Slovenian Prime Minister Janez Jansa looks to have lost his reelection bid to a green-liberal opposition party led by Robert Golob, according to partial results.
https://www.dw.com-Robert Golob is the leader of newly founded Freedom Movement (GS) party
A small liberal party headed by political newcomer Robert Golob surged ahead of Slovenia’s three-time Prime Minister Janez Jansa’s conservatives in elections on Sunday, partial results showed.
With more than half the votes counted, Golob’s Freedom Movement (GS) stood at almost 33% of the vote compared to 25% for Jansa’s Slovenian Democratic Party.
Observers have said neither party is likely to receive enough votes to rule outright, making a coalition government highly probable.
Some 1.7 million people from a population of 2.1 million were eligible to vote in the 90-member legislature.
Ahead of Sunday’s election, polls showed that Jansa, who has come under fire from Brussels over moves perceived as undermining the rule of law, was likely to face a stiff fight to stay in power,
On Friday, GS polled at 27% compared to 24% for Jansa’s Slovenian Democratic Party.
In 2004, Slovenia became the first ex-Yugoslav state to join the European Union.
Who were the main contenders?
Although an array of parties took part in Sunday’s vote, the result was always set to be a tight race between Jansa’s and Golob’s camps.
Jansa, 63, is an ally of nationalist Hungarian Prime Minister Viktor Orban and a fan of former US President Donald Trump.
He already served as prime minister between 2004 and 2008, and between 2012 and 2013.
A corruption scandal forced him out of office just a year into his second term.
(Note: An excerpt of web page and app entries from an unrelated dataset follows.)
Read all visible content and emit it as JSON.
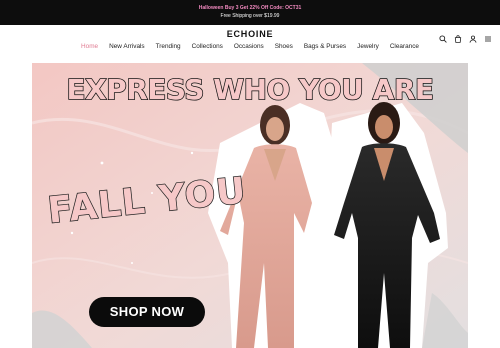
{
  "announcement": {
    "promo": "Halloween Buy 3 Get 22% Off Code: OCT31",
    "shipping": "Free Shipping over $19.99"
  },
  "brand": {
    "logo": "ECHOINE"
  },
  "header_icons": [
    "search-icon",
    "bag-icon",
    "account-icon",
    "menu-icon"
  ],
  "nav": {
    "items": [
      "Home",
      "New Arrivals",
      "Trending",
      "Collections",
      "Occasions",
      "Shoes",
      "Bags & Purses",
      "Jewelry",
      "Clearance"
    ],
    "active": "Home"
  },
  "hero": {
    "headline": "EXPRESS WHO YOU ARE",
    "subheadline": "FALL YOU",
    "cta": "SHOP NOW"
  },
  "colors": {
    "announcement_bg": "#0d0d0d",
    "promo_text": "#f28ac0",
    "nav_active": "#e07b92",
    "hero_bg": "#f0d6d3",
    "cta_bg": "#0b0b0b"
  }
}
He took power for a third term in 2020 after the previous liberal premier, Marjan Sarec, resigned, saying his minority government could not push through legislation.
Jansa has faced anti-government protests since taking office, with tens of thousands accusing him of authoritarianism. He has also come into conflict with Brussels over his moves to suspend funding to the national news agency for more than a year and delays in appointing prosecutors to the bloc’s new anti-graft body.
However, he has recently distanced himself from Orban, who is also at loggerheads with the EU over rule-of-law concerns, by adopting a tough stance toward Russia over its invasion of Ukraine.
Golob, 55, is a political newcomer who was formerly the chief of a major power company.
He and his GS party have the backing of several center-left opposition parties, giving him a greater chance than Jansa of forming a ruling coalition.
The GS party has advocated a green energy transition and sustainable development, as opposed to Jansa’s promises of stability and nationalist slogans such as “We build Slovenia.”
mm, tj/dj (AP, AFP, dpa, Reuters)